◆ TASK GOAL ◆
In the records below, find each line with "left" and copy it.

[Interface dataset entries]
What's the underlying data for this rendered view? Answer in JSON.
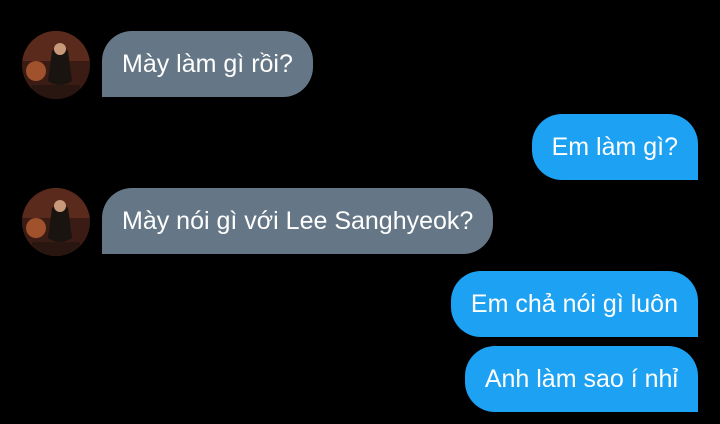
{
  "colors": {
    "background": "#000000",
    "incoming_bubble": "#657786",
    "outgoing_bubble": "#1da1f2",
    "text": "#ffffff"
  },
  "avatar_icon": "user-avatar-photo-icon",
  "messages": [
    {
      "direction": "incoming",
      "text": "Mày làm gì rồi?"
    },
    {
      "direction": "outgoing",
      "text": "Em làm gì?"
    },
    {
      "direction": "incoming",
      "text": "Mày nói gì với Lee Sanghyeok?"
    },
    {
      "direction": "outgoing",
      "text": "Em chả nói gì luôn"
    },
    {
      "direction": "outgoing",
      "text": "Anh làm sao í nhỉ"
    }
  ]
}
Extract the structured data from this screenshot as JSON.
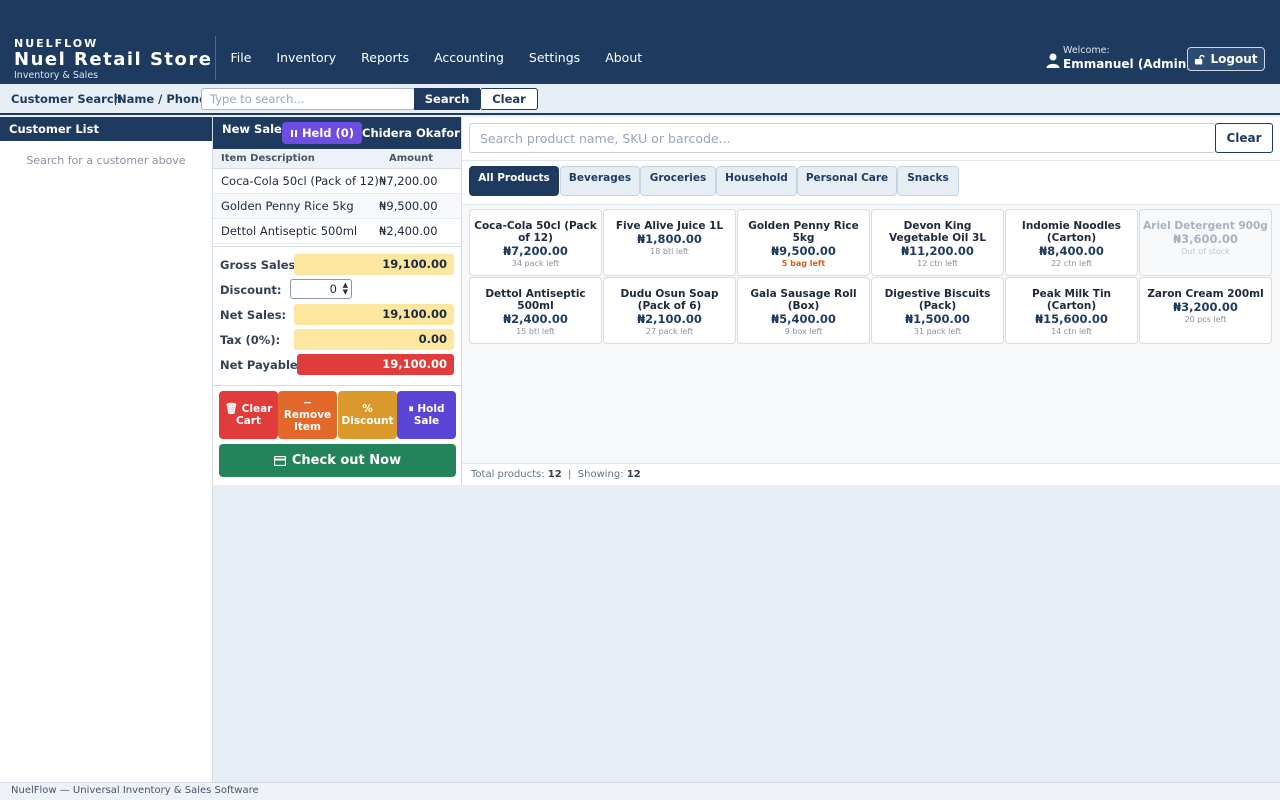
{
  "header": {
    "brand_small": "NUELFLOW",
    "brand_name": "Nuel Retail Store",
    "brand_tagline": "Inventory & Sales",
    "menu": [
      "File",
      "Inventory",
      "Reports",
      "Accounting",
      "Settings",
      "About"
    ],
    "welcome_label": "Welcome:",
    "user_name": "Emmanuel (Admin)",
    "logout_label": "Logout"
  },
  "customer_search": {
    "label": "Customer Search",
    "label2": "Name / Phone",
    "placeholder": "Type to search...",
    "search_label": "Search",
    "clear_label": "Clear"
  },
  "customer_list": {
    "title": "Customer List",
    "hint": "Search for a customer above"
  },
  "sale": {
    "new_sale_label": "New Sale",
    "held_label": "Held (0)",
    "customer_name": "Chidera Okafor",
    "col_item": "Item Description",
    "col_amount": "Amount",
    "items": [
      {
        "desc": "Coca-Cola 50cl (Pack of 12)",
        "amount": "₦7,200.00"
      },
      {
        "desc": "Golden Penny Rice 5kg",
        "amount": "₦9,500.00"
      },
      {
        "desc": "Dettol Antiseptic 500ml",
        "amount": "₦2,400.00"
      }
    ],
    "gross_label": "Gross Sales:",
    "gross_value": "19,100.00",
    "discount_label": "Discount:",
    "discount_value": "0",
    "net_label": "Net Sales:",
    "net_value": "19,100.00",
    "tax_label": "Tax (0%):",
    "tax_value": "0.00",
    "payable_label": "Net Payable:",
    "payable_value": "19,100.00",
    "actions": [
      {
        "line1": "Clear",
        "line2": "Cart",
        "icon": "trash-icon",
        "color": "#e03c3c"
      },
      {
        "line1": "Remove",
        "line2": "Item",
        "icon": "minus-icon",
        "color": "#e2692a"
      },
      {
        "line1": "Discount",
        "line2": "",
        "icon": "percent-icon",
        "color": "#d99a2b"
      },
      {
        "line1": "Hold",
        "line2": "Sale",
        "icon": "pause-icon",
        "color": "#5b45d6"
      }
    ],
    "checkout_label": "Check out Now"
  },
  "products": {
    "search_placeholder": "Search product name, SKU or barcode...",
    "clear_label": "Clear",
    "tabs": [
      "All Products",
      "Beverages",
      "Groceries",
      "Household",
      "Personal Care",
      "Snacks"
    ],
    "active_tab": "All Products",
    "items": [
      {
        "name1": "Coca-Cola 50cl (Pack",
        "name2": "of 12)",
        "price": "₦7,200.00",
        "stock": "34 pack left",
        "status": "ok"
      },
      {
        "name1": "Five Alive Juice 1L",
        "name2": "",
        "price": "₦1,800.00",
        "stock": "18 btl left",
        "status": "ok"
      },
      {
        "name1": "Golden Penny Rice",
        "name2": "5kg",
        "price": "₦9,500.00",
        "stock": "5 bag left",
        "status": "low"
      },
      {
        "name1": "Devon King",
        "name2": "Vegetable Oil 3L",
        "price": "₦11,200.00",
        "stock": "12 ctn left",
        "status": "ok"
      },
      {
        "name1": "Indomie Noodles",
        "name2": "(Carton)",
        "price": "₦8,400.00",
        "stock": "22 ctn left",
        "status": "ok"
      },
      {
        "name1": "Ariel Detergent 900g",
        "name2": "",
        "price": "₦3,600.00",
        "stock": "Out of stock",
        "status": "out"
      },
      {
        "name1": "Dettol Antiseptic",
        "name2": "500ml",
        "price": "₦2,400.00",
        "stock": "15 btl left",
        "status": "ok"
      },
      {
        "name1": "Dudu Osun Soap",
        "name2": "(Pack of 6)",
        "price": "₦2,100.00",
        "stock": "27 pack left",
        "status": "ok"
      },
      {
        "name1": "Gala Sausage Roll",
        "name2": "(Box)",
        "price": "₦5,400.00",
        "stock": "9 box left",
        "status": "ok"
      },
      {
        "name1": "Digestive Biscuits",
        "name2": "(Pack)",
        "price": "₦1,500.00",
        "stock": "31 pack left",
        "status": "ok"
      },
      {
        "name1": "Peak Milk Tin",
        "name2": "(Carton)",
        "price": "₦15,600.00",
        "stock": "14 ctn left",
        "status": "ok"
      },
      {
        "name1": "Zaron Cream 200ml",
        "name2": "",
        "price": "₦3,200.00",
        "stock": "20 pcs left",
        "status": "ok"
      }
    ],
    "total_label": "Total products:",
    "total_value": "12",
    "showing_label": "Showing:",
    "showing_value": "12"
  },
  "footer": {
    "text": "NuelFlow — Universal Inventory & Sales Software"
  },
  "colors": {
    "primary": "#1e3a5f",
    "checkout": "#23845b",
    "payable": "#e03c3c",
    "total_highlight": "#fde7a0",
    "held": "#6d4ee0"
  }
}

◆ RESULT BELOW ◆
        "stock": "34 pack left",
        "stock": "18 btl left",
        "stock": "5 bag left",
        "stock": "12 ctn left",
        "stock": "22 ctn left",
        "stock": "15 btl left",
        "stock": "27 pack left",
        "stock": "9 box left",
        "stock": "31 pack left",
        "stock": "14 ctn left",
        "stock": "20 pcs left",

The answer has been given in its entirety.